The standard 10-way, adjustable sport seats are equipped with four inflatable air bladders for lateral support, as well as three-stage heaters. Ventilation is only available as an options.
The instrument cluster, however, is standard E-Class and could’ve used a lot more attention from the company’s performance division. The most annoying thing is that the tachomoter doesn’t come with a redline.
Forget about the naturally-aspirated unit found in the previous model, because this 5.5-liter V-8 wears a supercharger as a hat and packs an enormous amount of technology
The E55 AMG may look a bit mild inside and out, but it hides a beast of an engine under the hood. Forget about the naturally aspirated unit found in the previous model, because this 5.5-liter V-8 wears a supercharger as a hat and packs an enormous amount of technology. Power has gone up 34 percent, while torque has increased by 32 percent for a new output of 476 horsepower and 516 pound-feet.
Delivered at 6,100 rpm and 2,650 rpm respectively via a five-speed automatic, the oomph enables the sedan to sprint from 0 to 60 mph in less than 4.5 seconds on its way to a top speed limited at 155 mph.

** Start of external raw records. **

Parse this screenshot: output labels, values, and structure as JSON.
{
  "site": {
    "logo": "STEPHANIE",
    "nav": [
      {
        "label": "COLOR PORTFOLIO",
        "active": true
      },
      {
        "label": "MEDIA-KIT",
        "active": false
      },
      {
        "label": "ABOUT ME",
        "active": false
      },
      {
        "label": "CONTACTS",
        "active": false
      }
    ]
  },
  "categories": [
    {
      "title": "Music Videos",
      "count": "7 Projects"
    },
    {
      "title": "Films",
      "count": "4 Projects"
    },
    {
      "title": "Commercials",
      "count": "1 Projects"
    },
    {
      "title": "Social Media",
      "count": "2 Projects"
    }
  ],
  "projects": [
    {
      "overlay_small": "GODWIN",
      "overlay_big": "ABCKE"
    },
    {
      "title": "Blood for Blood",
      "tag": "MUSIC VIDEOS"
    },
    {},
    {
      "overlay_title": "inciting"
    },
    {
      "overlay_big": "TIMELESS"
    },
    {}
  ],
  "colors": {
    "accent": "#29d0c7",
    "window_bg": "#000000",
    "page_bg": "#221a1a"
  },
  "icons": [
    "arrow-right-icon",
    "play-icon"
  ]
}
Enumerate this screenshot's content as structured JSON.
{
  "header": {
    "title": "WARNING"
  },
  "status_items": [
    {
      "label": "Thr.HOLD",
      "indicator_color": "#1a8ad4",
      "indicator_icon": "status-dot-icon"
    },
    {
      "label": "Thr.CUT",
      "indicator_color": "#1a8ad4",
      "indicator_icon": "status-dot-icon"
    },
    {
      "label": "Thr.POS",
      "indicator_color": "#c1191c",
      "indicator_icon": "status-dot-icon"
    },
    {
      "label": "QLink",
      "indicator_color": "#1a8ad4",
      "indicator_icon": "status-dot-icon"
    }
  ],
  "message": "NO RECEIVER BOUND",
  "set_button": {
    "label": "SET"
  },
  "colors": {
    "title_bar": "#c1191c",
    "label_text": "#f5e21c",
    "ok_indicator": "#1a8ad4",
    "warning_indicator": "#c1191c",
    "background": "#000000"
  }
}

The quarter mile can be completed in only 12.4 seconds. Of course, all those numbers don’t come cheap and will require a few trips to the gas station with fuel economy rated at 14 mpg city and 20 mpg highway.
Mercedes-Benz E55 AMG - Drivetrain/Specifications:
|Type||5.5L Supercharged V-8|
|Displacement (cu in / cc):||332 / 5439|
|Horsepower (hp / kW @ rpm)||476 / 350 @ 6100|
|Torque (lb-ft / Nm @ rpm)||516 / 700 @ 2650|
The E55 AMG was retailed from $75,000 in the United States.
Introduced for in 2005, two years after the E55 AMG arrived in dealerships, the E60 M5 was motivated by a 5.0-liter V-10 engine. Slightly superior to its Mercedes competitor with 500 horsepower on tap, the Dingolfing-built sedan lacked the astonishing torque figures of the AMG, having only 380 pound-feet at its disposal.
Connected to either a six-speed manual or a seven-speed automatic, the V-10 mill enabled the M5 to reach the 60-mph mark from a standing start in 4.7 seconds, nearly half a second slower than the E55 AMG, while its top speed was limited at 155 mph.
Fitted with Formula One-inspired transmission control, the E60 also benefited from launch control and a three-mode Power option that helped the driver set the car to act either as a daily driver or with all guns blazing. Also retailed with a wagon body, the E60 M5 retired in 2010, making way for the current F10 model in 2012.
The E55 AMG was arguably the most attractive sports sedan back in its day, mainly due to the fact that Audi was still trying to find a proper identity for the C5 RS6. And while the E60 M5 was no slouch either, the Mercedes packed an awesome torque punch that was to be matched by its rivals only years later. The supercharged E-Class is a car many Mercedes fans will miss.